[NB   The brief explanation given below has been drafted on the assumption that the reader is already familiar with the basic building-blocks used in Celtic topographical place-names (Chapter 1 of the Home menu), with the structure of compound place-names (Chapter 2) and with the structure of Celtic river-names (Chapter 19)]




This tribal name is given as Meatae by Jordanes and as Maeatae by Xiphilinus.

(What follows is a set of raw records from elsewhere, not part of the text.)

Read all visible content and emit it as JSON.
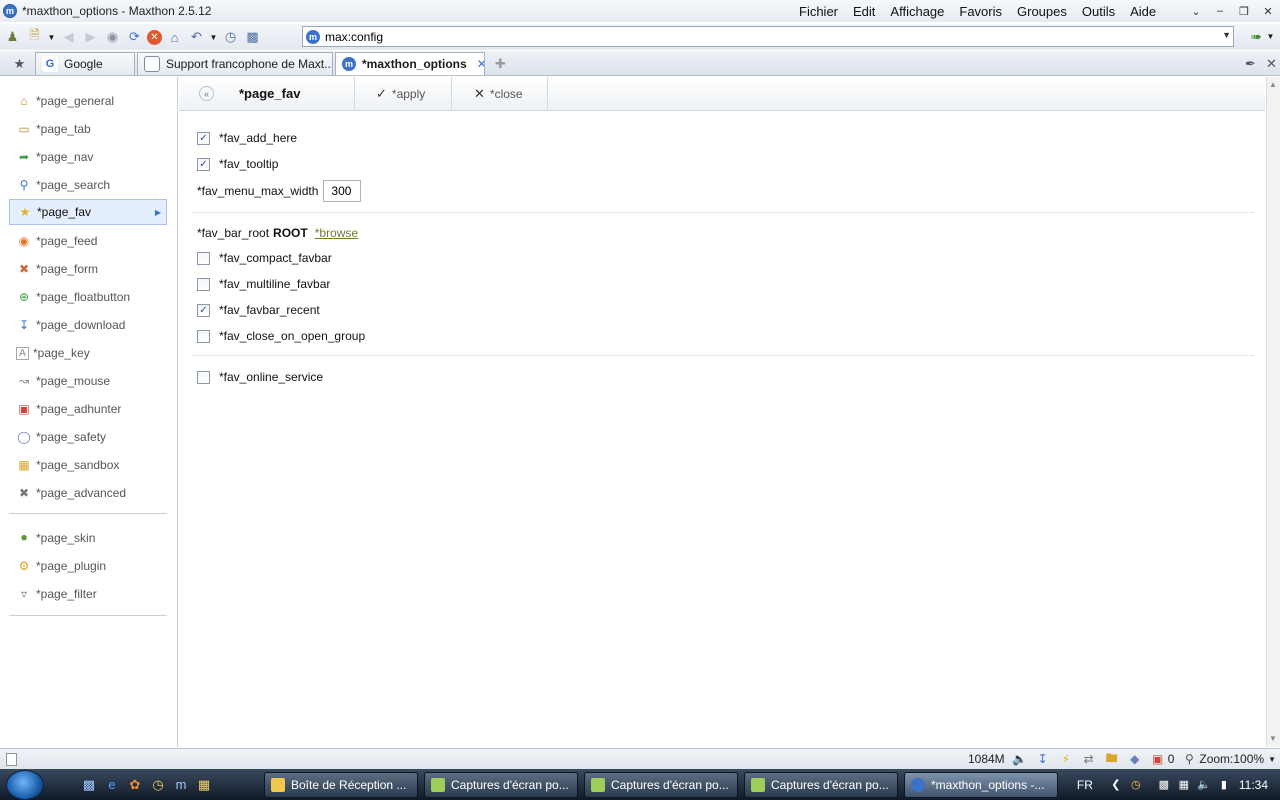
{
  "window": {
    "title": "*maxthon_options - Maxthon 2.5.12",
    "app_icon": "maxthon-icon"
  },
  "menu": [
    "Fichier",
    "Edit",
    "Affichage",
    "Favoris",
    "Groupes",
    "Outils",
    "Aide"
  ],
  "address": {
    "value": "max:config"
  },
  "tabs": [
    {
      "label": "Google",
      "icon": "google-icon",
      "active": false
    },
    {
      "label": "Support francophone de Maxt...",
      "icon": "forum-page-icon",
      "active": false
    },
    {
      "label": "*maxthon_options",
      "icon": "maxthon-icon",
      "active": true
    }
  ],
  "sidebar": {
    "items": [
      {
        "label": "*page_general",
        "icon": "home-icon"
      },
      {
        "label": "*page_tab",
        "icon": "tab-icon"
      },
      {
        "label": "*page_nav",
        "icon": "nav-icon"
      },
      {
        "label": "*page_search",
        "icon": "magnifier-icon"
      },
      {
        "label": "*page_fav",
        "icon": "star-icon",
        "selected": true
      },
      {
        "label": "*page_feed",
        "icon": "rss-icon"
      },
      {
        "label": "*page_form",
        "icon": "form-tools-icon"
      },
      {
        "label": "*page_floatbutton",
        "icon": "plus-circle-icon"
      },
      {
        "label": "*page_download",
        "icon": "download-icon"
      },
      {
        "label": "*page_key",
        "icon": "keyboard-icon"
      },
      {
        "label": "*page_mouse",
        "icon": "mouse-gesture-icon"
      },
      {
        "label": "*page_adhunter",
        "icon": "adhunter-icon"
      },
      {
        "label": "*page_safety",
        "icon": "shield-icon"
      },
      {
        "label": "*page_sandbox",
        "icon": "sandbox-box-icon"
      },
      {
        "label": "*page_advanced",
        "icon": "wrench-icon"
      }
    ],
    "items2": [
      {
        "label": "*page_skin",
        "icon": "skin-icon"
      },
      {
        "label": "*page_plugin",
        "icon": "plugin-gear-icon"
      },
      {
        "label": "*page_filter",
        "icon": "filter-icon"
      }
    ]
  },
  "content": {
    "heading": "*page_fav",
    "apply_label": "*apply",
    "close_label": "*close",
    "fav_add_here": {
      "label": "*fav_add_here",
      "checked": true
    },
    "fav_tooltip": {
      "label": "*fav_tooltip",
      "checked": true
    },
    "menu_max_width": {
      "label": "*fav_menu_max_width",
      "value": "300"
    },
    "bar_root": {
      "label": "*fav_bar_root",
      "value": "ROOT",
      "browse": "*browse"
    },
    "compact_favbar": {
      "label": "*fav_compact_favbar",
      "checked": false
    },
    "multiline_favbar": {
      "label": "*fav_multiline_favbar",
      "checked": false
    },
    "favbar_recent": {
      "label": "*fav_favbar_recent",
      "checked": true
    },
    "close_on_open_group": {
      "label": "*fav_close_on_open_group",
      "checked": false
    },
    "online_service": {
      "label": "*fav_online_service",
      "checked": false
    }
  },
  "statusbar": {
    "memory": "1084M",
    "popup_count": "0",
    "zoom": "Zoom:100%"
  },
  "taskbar": {
    "buttons": [
      {
        "label": "Boîte de Réception ...",
        "active": false
      },
      {
        "label": "Captures d'écran po...",
        "active": false
      },
      {
        "label": "Captures d'écran po...",
        "active": false
      },
      {
        "label": "Captures d'écran po...",
        "active": false
      },
      {
        "label": "*maxthon_options -...",
        "active": true
      }
    ],
    "language": "FR",
    "clock": "11:34"
  },
  "colors": {
    "accent": "#3a73c9",
    "link": "#6b7f1e",
    "selected_bg": "#e4eefc"
  }
}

The name is based on a topographical place-name somewhat of the form Megaton, the people then being the Megatae, where megat is an inversion-type topographical element meaning ‘hill steep high’. The tribal name appears to have been applied to a union of the Damnoni and the Venicones, so the place called Megaton was probably close to the old frontier between the two tribes. That place was thus most probably the hillfort called Dumyat, a little northeast of Stirling, this latter town itself being called Mugulesde and thus being in the territory of the Damnoni, who used the hill-letter m. Dumyat, although close to the frontier, was also actually on Damnonian territory and so the place-name Megaton uses the hill-letter m. The qualifier g meaning ‘steep’ is used in the proposed form Megaton simply because the Damnoni used g in nearby Mugulesde at Stirling. So the place was called Megaton and the people the Megatae. The intervocalic g was then lost or omitted (a common change in Romano-British place-names) to yield the modified place-name Meaton and tribal name Meatae.



[This page was last modified on 24 March 2021]